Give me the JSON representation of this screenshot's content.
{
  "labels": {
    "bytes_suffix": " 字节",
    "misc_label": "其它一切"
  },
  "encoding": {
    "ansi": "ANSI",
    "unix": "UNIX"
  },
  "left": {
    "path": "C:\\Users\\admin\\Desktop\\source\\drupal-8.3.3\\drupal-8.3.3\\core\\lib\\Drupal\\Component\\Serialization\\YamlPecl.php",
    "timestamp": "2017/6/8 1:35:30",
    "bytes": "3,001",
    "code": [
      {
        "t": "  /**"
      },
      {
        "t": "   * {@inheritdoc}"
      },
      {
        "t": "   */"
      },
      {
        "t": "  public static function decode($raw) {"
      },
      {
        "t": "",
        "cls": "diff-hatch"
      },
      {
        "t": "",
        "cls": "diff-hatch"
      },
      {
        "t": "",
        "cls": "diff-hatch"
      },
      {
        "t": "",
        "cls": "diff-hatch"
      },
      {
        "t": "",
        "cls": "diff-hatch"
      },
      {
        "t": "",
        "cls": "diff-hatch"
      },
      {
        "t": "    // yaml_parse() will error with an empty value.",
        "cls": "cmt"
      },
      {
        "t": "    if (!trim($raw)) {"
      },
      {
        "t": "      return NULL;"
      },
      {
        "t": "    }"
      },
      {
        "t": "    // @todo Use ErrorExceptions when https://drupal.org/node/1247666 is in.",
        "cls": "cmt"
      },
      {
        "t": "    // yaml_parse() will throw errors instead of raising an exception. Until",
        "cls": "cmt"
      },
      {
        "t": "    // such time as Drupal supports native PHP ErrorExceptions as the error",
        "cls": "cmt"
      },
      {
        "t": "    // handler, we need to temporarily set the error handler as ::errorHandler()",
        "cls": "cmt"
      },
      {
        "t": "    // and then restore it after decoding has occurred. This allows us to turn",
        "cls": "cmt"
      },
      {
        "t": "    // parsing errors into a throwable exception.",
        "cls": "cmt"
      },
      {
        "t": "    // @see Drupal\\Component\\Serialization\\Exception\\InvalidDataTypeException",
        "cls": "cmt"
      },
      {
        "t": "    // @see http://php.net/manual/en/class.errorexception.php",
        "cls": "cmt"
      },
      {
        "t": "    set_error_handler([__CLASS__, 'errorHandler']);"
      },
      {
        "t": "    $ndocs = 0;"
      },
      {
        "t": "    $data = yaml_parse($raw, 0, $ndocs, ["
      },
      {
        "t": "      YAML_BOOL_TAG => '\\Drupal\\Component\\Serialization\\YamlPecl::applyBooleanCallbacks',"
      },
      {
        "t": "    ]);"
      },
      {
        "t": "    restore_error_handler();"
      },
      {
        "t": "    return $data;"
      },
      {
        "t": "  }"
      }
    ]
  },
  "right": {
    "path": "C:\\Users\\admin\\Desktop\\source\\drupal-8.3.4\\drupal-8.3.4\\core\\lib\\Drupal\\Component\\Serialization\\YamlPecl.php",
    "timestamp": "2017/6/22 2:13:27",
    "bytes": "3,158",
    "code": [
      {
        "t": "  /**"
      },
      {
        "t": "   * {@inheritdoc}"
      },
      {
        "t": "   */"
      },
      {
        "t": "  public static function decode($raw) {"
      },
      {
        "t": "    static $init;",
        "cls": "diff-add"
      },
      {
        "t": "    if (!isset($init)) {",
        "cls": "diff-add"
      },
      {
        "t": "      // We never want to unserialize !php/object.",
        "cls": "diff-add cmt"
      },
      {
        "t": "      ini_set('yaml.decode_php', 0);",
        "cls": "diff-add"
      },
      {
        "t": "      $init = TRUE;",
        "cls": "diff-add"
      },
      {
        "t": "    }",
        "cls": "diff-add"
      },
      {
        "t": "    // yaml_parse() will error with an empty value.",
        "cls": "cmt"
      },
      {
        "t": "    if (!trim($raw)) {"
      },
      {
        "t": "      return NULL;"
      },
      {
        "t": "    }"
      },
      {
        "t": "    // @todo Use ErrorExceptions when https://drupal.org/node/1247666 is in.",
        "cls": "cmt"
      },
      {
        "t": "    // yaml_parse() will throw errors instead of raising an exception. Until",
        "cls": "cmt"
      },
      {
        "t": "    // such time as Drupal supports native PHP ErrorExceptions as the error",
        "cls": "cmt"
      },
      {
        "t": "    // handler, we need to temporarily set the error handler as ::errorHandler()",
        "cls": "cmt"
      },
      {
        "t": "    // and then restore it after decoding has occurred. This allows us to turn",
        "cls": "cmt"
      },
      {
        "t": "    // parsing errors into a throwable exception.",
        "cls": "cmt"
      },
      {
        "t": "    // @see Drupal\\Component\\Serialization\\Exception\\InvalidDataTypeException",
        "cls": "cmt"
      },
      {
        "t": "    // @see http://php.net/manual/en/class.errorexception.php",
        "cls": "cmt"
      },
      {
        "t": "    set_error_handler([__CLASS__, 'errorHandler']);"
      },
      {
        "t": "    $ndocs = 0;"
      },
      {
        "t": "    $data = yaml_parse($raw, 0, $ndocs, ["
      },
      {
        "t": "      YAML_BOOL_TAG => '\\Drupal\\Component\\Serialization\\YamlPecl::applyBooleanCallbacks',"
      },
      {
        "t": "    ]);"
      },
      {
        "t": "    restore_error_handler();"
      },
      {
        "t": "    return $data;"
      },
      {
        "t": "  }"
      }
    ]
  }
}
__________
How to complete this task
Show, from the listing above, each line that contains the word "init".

Finished exercise
        "t": "    static $init;",
        "t": "    if (!isset($init)) {",
        "t": "      $init = TRUE;",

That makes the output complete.